We are incarcerated by a fast-paced life. We try to do everything fast in the name of being productive. And in our fast lives, while we are forced to eat fast foods which are quick and unauthentic, we are missing out on a great deal of enjoyment by not consuming what food used to be. We do not know who grows and prepares our food, or where does it come from. In short, we are just consuming things that we do not know about.
We have all had fast food. Some of the biggest brands in the fast-food industry are McDonald’s, KFC, Burger King, Pizza Hut, Subway, Starbucks, and so on. Fast food is mass-produced food, which is cheap and easy to eat. It is designed for speed of service and is meant to be produced and consumed quickly. However, it is not necessarily good for the planet or for you as it is high in sodium, saturated fat, trans fat, and cholesterol.
So, in counter-response to the rapid growth of “fast-food”, the concept of slow food was yielded. The slow food movement was found by an Italian named Carlo Petrini in 1986 as a protest against a McDonald’s outlet opening in Piazza di Spagna, in the heart of Rome. Rome is well-known globally for its great food, culture, and traditions. Petrini worried that the fast-food chains would threaten the local traditions and the local dining establishments of the working class. Thus, the slow food movement was born. The movement emphasizes to retain the world of authentic food and build respect for the people who produce, grow, and prepare it.
Slow food is just the opposite of fast food. It is all about the right time and balance. It is based on the idea of “living an unhurried life, and beginning at the table.” It encourages the use of regional and local produce, traditional cooking methods, and sharing the enjoyment of slowly prepared and cooked foods in the company of others.
It is all about ‘good, clean and fair’ food for all. Slow food is good in the sense it provides nutrition, is delicious, and promotes diversity and authentic cuisines. It is clean because it promotes food that is local, seasonal, and sustainably grown, and assists people and the environment to depend on each other. It is fair because it promotes ethical conditions and pays for producers, and accessible prices for consumers.
Now, there are a number of benefits of consuming slow food:
Slow Food urges for cooking with natural, fresh, and high-quality ingredients rather than heavily processed foods. The consumers know where their food came from and that it provides high nutritional value. It helps both bodily and mental health to improve.
Slow preparation and eating:
During the preparation of the food, people take time to relax and share a conversation. While eating slowly in a relaxed setting, the digestion will be good, and we experience more flavors and aromas, thus, gaining a new appreciation for our food.
Good for the environment:
Highly processed foods require a lot of water, energy, and other resources to produce and the additional waste for packaging. In contrast, slow food urges people to choose lowly processed foods that are in season and are locally grown, which helps the environment by reducing our carbon footprint.

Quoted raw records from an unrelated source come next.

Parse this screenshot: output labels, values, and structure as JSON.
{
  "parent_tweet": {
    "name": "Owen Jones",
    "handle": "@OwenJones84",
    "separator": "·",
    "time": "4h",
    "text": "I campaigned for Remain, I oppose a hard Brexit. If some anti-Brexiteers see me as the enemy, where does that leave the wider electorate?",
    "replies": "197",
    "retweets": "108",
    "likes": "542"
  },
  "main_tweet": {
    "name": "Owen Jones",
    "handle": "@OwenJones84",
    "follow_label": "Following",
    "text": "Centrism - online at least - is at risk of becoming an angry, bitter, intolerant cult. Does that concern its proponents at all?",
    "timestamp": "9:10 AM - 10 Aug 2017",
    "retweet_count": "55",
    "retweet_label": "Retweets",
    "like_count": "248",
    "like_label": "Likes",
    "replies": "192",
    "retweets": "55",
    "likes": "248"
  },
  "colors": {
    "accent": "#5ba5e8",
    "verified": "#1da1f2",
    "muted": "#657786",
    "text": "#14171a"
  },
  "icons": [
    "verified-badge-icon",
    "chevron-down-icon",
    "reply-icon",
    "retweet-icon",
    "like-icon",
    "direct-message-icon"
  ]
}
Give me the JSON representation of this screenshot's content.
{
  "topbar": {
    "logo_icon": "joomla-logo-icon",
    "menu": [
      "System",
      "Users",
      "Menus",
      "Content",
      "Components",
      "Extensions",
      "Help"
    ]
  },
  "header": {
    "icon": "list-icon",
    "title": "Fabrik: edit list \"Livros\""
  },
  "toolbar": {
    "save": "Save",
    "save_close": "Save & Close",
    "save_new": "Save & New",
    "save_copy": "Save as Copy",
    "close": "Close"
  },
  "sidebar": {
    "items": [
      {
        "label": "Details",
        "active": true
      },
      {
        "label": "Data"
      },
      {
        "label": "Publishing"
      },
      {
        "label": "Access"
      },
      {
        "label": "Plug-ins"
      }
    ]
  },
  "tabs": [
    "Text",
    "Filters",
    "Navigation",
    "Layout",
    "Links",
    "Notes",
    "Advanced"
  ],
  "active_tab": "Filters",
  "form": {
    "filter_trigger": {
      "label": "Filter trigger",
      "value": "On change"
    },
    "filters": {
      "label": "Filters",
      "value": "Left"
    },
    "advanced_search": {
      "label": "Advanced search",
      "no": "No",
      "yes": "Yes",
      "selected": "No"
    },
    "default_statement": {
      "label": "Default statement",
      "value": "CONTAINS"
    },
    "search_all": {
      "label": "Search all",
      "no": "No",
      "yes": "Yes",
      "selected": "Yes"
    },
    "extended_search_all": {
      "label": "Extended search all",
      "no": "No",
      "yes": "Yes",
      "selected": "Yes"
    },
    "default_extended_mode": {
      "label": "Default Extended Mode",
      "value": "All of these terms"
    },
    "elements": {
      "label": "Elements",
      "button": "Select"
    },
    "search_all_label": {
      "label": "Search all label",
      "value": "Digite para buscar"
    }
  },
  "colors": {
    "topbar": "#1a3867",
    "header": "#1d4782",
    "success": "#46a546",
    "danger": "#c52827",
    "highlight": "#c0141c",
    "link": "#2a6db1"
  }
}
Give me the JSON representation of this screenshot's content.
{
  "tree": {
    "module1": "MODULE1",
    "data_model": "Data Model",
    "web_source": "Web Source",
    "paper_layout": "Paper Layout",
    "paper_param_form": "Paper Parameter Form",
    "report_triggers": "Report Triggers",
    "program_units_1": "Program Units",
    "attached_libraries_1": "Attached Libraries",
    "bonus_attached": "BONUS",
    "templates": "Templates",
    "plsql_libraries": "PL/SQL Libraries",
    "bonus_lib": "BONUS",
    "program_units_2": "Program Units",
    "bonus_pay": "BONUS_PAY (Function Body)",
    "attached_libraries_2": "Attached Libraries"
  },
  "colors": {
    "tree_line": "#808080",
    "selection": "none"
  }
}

Promotes local food and culture:
When you go to a new place, you get to experience unique and local food cultures, often prepared with ingredients harvested locally. Slow food aims to preserve local recipes and old-fashioned food traditions as opposed to standardized and preserved food that fast food offers that does not vary with different places.
Fair for Farmers
The slow food movement also fights to protect the rights of people who harvest the food as they are an indispensable link in the food chain. It urges to provide fair and deserved wages to the farmers for their labor and is against the use of any dangerous chemicals that could harm farmers’ health. All-in-all, we all need to adopt a slow food culture and attitude because it is good, clean, and fair. Be healthy, eat slow!